Birth prevalence of achondroplasia: A systematic literature review and meta-analysis

Am J Med Genet A. 2020 Oct;182(10):2297-2316. doi: 10.1002/ajmg.a.61787. Epub 2020 Aug 17.


Achondroplasia is a genetic disorder that results in disproportionate short stature. The true prevalence of achondroplasia is unknown as estimates vary widely. This systematic literature review and meta-analysis was conducted to better estimate worldwide achondroplasia birth prevalence. PubMed, Embase, Scielo, and Google Scholar were searched, complemented by manual searching, for peer-reviewed articles published between 1950 and 2019. Eligible articles were identified by two independent researchers using predefined selection criteria. Birth prevalence estimates were extracted for analysis, and the quality of evidence was assessed. A meta-analysis using a quality effects approach based on the inverse variance fixed effect model was conducted. The search identified 955 unique articles, of which 52 were eligible and included. Based on the meta-analysis, the worldwide birth prevalence of achondroplasia was estimated to be 4.6 per 100,000. Substantial regional variation was observed with a considerably higher birth prevalence reported in North Africa and the Middle East compared to other regions, particularly Europe and the Americas. Higher birth prevalence was also reported in specialized care settings. Significant heterogeneity (Higgins I2 of 84.3) was present and some indication of publication bias was detected, based on visual asymmetry of the Doi plot with a Furuya-Kanamori index of 2.73. Analysis of pooled data from the current literature yields a worldwide achondroplasia birth prevalence of approximately 4.6 per 100,000, with considerable regional variation. Careful interpretation of these findings is advised as included studies are of broadly varying methodological quality.

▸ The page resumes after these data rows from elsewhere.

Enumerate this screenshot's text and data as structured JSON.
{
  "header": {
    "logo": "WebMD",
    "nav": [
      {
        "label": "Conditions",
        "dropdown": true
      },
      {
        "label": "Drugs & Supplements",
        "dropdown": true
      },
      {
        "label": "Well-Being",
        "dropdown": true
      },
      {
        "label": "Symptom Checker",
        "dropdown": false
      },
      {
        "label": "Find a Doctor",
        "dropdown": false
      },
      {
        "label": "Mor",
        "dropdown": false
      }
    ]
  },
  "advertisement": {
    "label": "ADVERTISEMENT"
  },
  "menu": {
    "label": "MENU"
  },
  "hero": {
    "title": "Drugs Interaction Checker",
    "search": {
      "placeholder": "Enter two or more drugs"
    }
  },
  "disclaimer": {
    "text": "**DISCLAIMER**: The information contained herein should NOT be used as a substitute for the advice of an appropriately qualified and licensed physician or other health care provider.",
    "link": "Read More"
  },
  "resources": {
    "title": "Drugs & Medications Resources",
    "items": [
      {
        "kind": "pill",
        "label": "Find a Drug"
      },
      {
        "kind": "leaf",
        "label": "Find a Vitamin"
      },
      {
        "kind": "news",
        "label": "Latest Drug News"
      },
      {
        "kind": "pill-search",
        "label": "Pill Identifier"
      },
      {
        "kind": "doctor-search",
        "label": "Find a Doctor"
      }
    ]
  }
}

Keywords: achondroplasia; birth prevalence; epidemiology; meta-analysis; systematic review.

Publication types

  • Meta-Analysis
  • Research Support, Non-U.S. Gov't
  • Systematic Review

MeSH terms

  • Achondroplasia / epidemiology*
  • Achondroplasia / genetics
  • Achondroplasia / pathology
  • Europe / epidemiology
  • Female
  • Humans
  • Male
  • Middle East / epidemiology